I came to love IPAs a few years ago, but it took a while to get used to their bitter flavor. (This coming from the girl who used to swig Beringer White Zinfandel.) My husband liked to stock Sierra Nevada pale ale in the fridge, and little by little it grew on me.
Now an IPA fanatic, I’m one of those people who tries it all. Hazy New Englands. IBUs in the 90s. (That’s bitterness level.) Dank hoppy demons.
So when I heard about brut IPA a few months ago, there was no way I was not gonna try it — which is actually kinda weird. I’ve never been into brut champagne. Several years ago, I splurged on an authentic French champagne (because real champagne comes from the region of France by the same name). And man, was it too much, both in price and in bitterness. I’ve stuck to cheap sparkling d’Astis ever since.
But novelty, right? If I’m to call myself a die-hard IPA fan, I have to try the new. Even the fruit-flavored stuff. (Please don’t make me re-drink the fruit-flavored stuff.)
Turns out, I’ve been to the place that made a brut IPA for the first time. Social Kitchen in San Francisco is a modern spot with exposed wood and chalkboards galore. I had a gingerbread brown that was alright, but I don’t remember them serving brut IPA at the time.
Technically, my first was at Spangalang Brewery in Denver. Their Brut Colossus is described as “bone dry,” but it was just so good (and so strong — it’s a double IPA coming in at 10% ABV) that the dryness seemed understated.
So I consider my first to be at Incendiary Brewing here in town. I can’t say I liked it. I dug the more citrusy Shift Blue IPA and the piney West Coast IPA, but the brut made my mouth pucker, just like champagne. “Is that what they were going for?” I wondered.

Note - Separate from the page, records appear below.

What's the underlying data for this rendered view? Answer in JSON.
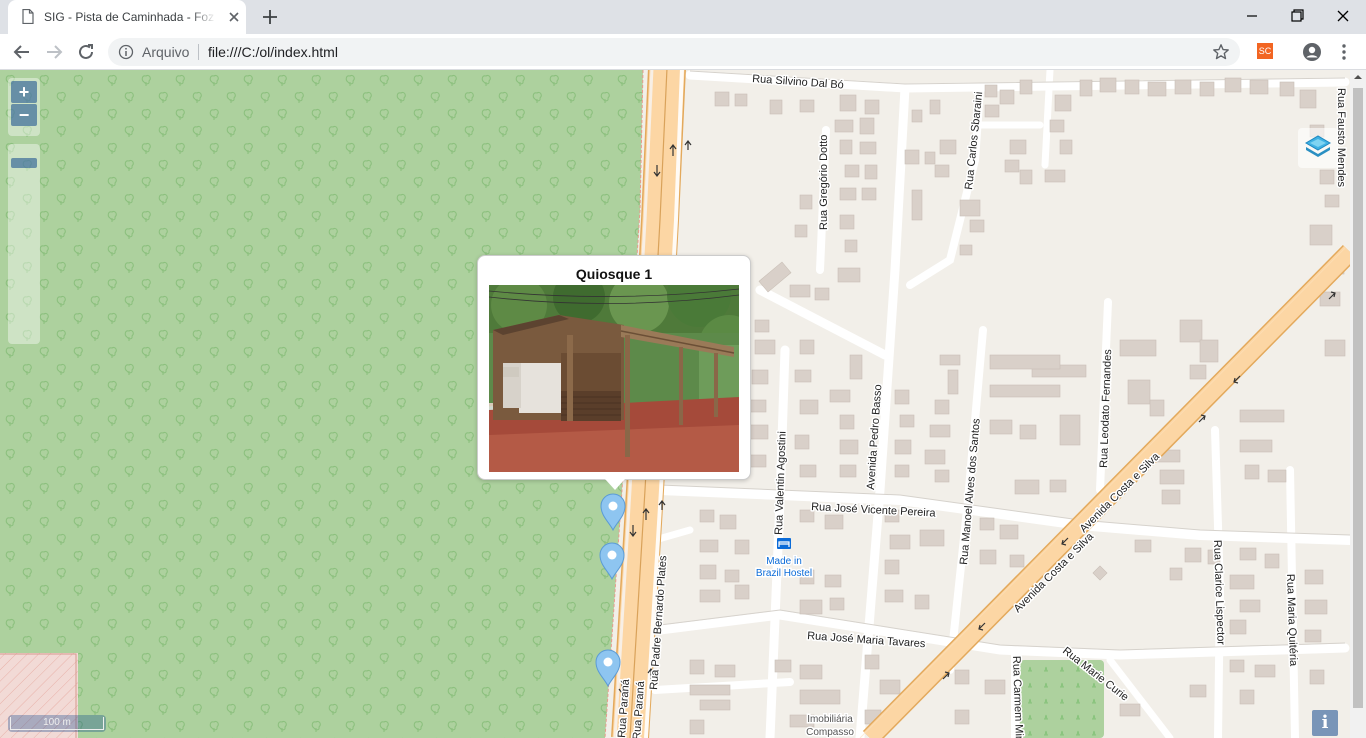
{
  "browser": {
    "tab_title": "SIG - Pista de Caminhada - Foz do Iguaçu",
    "new_tab_icon": "plus-icon",
    "address_scheme": "Arquivo",
    "address_url": "file:///C:/ol/index.html",
    "extension_badge": "SC"
  },
  "map": {
    "zoom_in_label": "+",
    "zoom_out_label": "−",
    "scale_label": "100 m",
    "info_label": "i",
    "layer_switcher_icon": "layers-icon",
    "colors": {
      "park": "#add19e",
      "land": "#f2efe9",
      "main_road": "#fcd6a4",
      "building": "#d9d0c9",
      "marker": "#8ec5f0"
    },
    "street_labels": [
      "Rua Silvino Dal Bó",
      "Rua Fausto Mendes",
      "Rua Gregório Dotto",
      "Rua Carlos Sbaraini",
      "Rua Leodato Fernandes",
      "Avenida Costa e Silva",
      "Avenida Costa e Silva",
      "Rua Valentin Agostini",
      "Avenida Pedro Basso",
      "Rua Manoel Alves dos Santos",
      "Rua José Vicente Pereira",
      "Rua Padre Bernardo Plates",
      "Rua José Maria Tavares",
      "Rua Clarice Lispector",
      "Rua Maria Quitéria",
      "Rua Marie Curie",
      "Rua Carmem Miranda",
      "Rua Paraná",
      "Rua Paraná"
    ],
    "poi_labels": [
      "Made in",
      "Brazil Hostel",
      "Imobiliária",
      "Compasso"
    ],
    "popup": {
      "title": "Quiosque 1"
    },
    "markers": [
      {
        "name": "marker-1"
      },
      {
        "name": "marker-2"
      },
      {
        "name": "marker-3"
      }
    ]
  }
}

So I tried a few others. Wise Man Brewing has one called Encouraged Truth. I like SO MUCH of Wise Man’s beer that I knew I’d love it. I gave it 2.5 out of 5 on Untappd. Can I say I thought it tasted of soap? But I was undeterred.
I found Brut Squad from Mystery Brewing (R.I.P.) at Beer Growler. Again, I like SO MUCH of Mystery’s beer; I knew they couldn’t go wrong. 2.5 out of 5. It tasted earthy, but I didn’t like it.
2SP, a tiny brewery in Aston, Pennsylvania, had their Art Brut on tap at Beer Growler, too. “Let’s try this again!” I said. It was definitely more hoppy, more like a true IPA to me. And sure enough, 4.5 out of 5.
Moral of the story: Listen to the name. “Brut” is almost certainly gonna make the beer dry, bitter, and possibly tangy. They might say it’ll be “effervescent,” but it’s probably not going to have champagne bubbles if that’s your thing. Only two of five brut IPAs I’ve tried tasted more like IPA than champagne. That’s enough for me to give up on pursuing this style in favor of kinds I’d rather be drinking. Of course, recommendations are always welcome!